Source records Start Marker

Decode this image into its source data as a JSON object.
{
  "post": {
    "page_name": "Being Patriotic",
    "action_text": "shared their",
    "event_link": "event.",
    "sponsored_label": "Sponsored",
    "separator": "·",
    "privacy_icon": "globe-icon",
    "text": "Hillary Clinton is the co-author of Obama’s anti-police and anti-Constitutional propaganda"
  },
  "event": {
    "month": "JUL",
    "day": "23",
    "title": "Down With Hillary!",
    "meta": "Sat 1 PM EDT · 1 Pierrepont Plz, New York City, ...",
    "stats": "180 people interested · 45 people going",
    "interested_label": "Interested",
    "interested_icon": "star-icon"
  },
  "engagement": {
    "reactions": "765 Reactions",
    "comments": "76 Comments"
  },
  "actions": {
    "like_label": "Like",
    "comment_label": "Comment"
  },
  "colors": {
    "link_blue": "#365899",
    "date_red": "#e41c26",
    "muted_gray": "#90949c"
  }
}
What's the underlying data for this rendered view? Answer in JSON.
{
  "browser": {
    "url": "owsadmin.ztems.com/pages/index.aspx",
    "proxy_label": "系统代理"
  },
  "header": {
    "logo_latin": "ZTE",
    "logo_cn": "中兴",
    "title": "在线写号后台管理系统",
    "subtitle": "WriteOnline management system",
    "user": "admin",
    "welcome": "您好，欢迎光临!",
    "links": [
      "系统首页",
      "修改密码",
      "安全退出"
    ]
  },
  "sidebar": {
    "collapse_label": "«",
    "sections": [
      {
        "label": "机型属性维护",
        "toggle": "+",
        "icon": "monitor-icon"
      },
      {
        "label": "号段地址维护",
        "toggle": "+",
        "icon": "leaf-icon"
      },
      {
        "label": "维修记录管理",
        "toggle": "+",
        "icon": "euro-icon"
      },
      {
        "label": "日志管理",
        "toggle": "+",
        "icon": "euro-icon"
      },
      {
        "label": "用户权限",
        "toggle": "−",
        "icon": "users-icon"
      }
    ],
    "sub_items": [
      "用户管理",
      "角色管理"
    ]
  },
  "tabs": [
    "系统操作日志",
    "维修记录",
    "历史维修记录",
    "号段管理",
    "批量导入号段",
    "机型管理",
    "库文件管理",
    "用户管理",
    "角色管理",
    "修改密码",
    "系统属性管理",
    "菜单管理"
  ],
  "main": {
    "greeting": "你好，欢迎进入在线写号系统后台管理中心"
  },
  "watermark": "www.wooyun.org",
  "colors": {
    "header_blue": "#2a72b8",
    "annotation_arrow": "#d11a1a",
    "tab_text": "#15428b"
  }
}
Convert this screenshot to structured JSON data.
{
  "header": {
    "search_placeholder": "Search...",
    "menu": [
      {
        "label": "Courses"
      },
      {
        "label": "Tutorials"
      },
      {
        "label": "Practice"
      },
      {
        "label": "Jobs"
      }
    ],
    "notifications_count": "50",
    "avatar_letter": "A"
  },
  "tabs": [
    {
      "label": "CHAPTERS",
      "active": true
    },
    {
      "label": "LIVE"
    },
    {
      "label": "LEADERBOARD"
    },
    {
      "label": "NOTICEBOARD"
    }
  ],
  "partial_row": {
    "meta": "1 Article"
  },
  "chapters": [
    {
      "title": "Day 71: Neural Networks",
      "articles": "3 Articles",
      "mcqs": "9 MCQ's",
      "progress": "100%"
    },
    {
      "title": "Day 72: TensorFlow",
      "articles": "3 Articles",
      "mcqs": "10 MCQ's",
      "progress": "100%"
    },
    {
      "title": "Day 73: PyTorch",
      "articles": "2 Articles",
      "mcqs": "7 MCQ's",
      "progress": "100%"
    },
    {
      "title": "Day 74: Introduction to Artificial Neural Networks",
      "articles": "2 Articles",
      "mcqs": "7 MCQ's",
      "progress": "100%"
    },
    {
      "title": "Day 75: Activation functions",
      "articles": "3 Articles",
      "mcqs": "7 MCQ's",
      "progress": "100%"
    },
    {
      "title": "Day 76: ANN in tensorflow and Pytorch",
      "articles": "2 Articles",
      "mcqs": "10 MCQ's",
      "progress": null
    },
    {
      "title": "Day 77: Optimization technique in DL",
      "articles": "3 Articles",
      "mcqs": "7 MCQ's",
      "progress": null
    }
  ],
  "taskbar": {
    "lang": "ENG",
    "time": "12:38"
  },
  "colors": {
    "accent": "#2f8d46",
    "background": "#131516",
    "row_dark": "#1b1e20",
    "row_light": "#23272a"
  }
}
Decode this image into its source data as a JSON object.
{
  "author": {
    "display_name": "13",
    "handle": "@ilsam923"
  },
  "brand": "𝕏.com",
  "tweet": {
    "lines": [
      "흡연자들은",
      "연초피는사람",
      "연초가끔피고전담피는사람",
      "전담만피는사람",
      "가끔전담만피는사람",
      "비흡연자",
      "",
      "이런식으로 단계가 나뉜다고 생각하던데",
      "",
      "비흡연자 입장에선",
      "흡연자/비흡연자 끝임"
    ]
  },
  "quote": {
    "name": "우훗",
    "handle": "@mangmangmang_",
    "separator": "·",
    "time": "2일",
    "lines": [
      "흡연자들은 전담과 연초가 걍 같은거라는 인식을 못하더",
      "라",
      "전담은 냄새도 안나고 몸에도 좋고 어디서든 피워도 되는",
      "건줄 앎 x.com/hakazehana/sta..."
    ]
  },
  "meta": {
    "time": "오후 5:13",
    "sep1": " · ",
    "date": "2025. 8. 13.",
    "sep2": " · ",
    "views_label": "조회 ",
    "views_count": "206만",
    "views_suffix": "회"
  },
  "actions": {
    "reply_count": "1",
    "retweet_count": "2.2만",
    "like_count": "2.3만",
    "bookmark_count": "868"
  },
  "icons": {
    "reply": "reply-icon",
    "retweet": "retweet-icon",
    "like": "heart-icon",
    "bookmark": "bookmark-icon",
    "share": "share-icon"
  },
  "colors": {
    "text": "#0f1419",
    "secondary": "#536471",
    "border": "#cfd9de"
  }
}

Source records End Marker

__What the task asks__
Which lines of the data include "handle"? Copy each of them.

__Exercise output__
    "handle": "@ilsam923"
    "handle": "@mangmangmang_",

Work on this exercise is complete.